◆ **WHAT YOU HAVE TO DO**: Could you copy every line from the material below in which "JSON" appears?

◆ **THE DATA**:

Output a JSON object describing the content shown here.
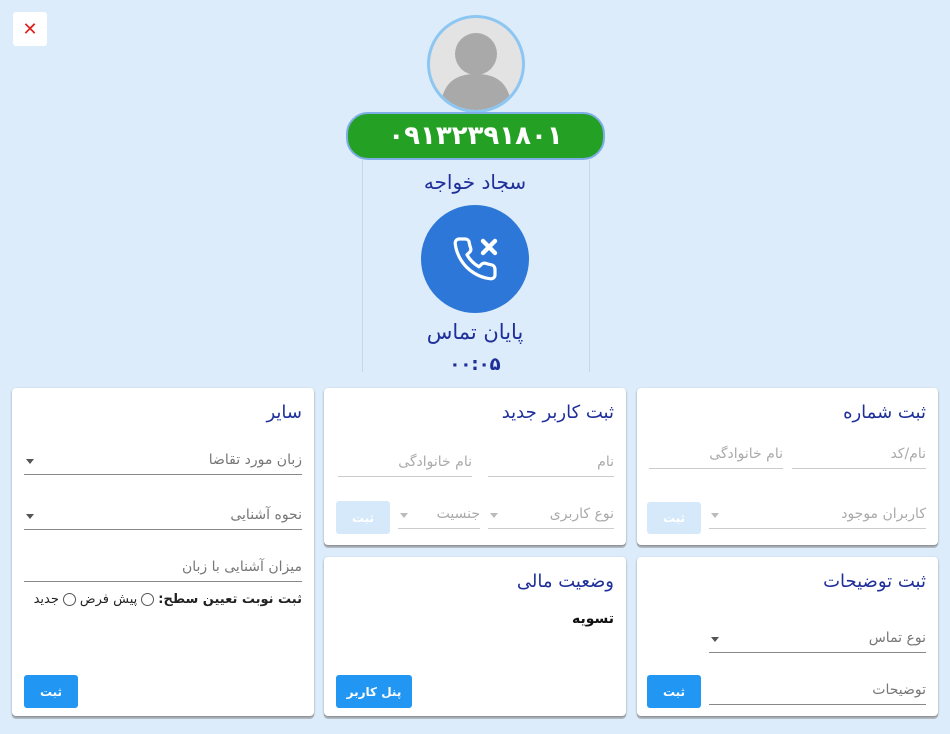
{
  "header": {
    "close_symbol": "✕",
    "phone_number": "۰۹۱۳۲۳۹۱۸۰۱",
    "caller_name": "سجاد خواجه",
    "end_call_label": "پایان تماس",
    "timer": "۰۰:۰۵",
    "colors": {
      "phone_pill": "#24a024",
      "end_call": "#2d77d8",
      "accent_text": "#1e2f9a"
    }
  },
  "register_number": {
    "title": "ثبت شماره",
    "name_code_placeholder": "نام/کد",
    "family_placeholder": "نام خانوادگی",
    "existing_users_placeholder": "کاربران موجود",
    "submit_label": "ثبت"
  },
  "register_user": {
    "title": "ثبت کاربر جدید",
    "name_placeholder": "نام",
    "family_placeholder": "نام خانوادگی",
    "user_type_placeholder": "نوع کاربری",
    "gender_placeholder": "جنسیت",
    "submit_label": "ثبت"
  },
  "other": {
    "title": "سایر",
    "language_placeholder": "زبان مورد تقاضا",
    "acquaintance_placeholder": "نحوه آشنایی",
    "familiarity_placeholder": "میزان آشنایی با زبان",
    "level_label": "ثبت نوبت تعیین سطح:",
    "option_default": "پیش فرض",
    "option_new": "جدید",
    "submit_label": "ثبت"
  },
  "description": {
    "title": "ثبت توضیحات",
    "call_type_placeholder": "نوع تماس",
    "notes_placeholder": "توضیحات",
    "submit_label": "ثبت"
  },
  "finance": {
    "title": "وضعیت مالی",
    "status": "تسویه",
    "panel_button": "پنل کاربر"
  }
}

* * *

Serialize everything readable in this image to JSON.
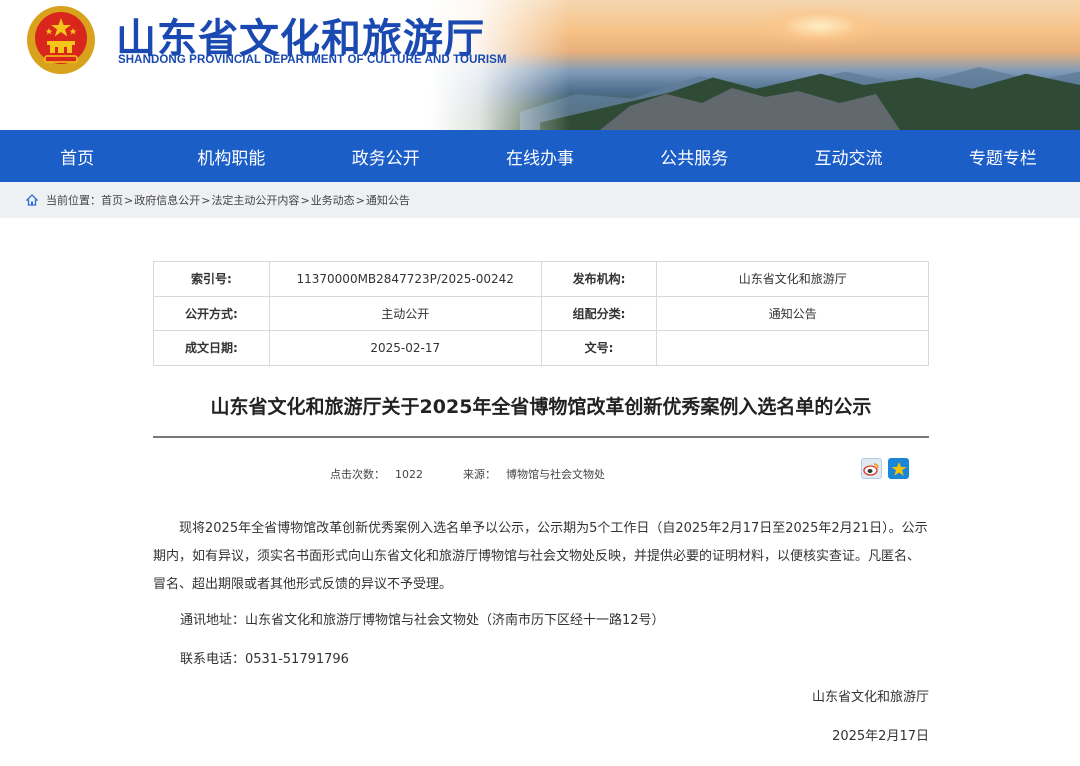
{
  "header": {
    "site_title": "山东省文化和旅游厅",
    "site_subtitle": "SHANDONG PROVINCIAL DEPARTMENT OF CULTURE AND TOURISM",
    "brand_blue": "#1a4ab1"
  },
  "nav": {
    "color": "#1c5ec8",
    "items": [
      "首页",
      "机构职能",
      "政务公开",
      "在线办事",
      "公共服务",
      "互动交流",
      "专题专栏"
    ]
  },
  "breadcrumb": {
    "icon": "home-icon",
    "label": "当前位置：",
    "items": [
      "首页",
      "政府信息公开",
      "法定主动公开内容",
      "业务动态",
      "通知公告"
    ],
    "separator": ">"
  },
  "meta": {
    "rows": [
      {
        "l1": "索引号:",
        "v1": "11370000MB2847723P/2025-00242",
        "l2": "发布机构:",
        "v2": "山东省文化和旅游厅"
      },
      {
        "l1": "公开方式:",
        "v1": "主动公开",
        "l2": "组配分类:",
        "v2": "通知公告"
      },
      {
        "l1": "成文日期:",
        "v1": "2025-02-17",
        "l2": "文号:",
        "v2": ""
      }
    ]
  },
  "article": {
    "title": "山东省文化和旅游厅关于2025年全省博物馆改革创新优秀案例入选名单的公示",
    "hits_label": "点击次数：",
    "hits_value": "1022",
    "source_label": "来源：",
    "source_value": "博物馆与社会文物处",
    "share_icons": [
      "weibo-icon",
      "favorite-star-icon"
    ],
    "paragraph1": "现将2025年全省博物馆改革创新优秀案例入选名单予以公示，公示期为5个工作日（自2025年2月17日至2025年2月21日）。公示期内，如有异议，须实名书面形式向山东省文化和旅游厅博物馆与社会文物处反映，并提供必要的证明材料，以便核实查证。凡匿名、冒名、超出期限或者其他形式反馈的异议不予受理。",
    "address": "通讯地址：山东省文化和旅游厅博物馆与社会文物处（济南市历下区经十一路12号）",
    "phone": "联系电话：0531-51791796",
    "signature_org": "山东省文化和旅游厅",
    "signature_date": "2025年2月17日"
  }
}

◆ **FINISHED TASK**:
Output a JSON object describing the content shown here.
Serialize everything readable in this image to JSON.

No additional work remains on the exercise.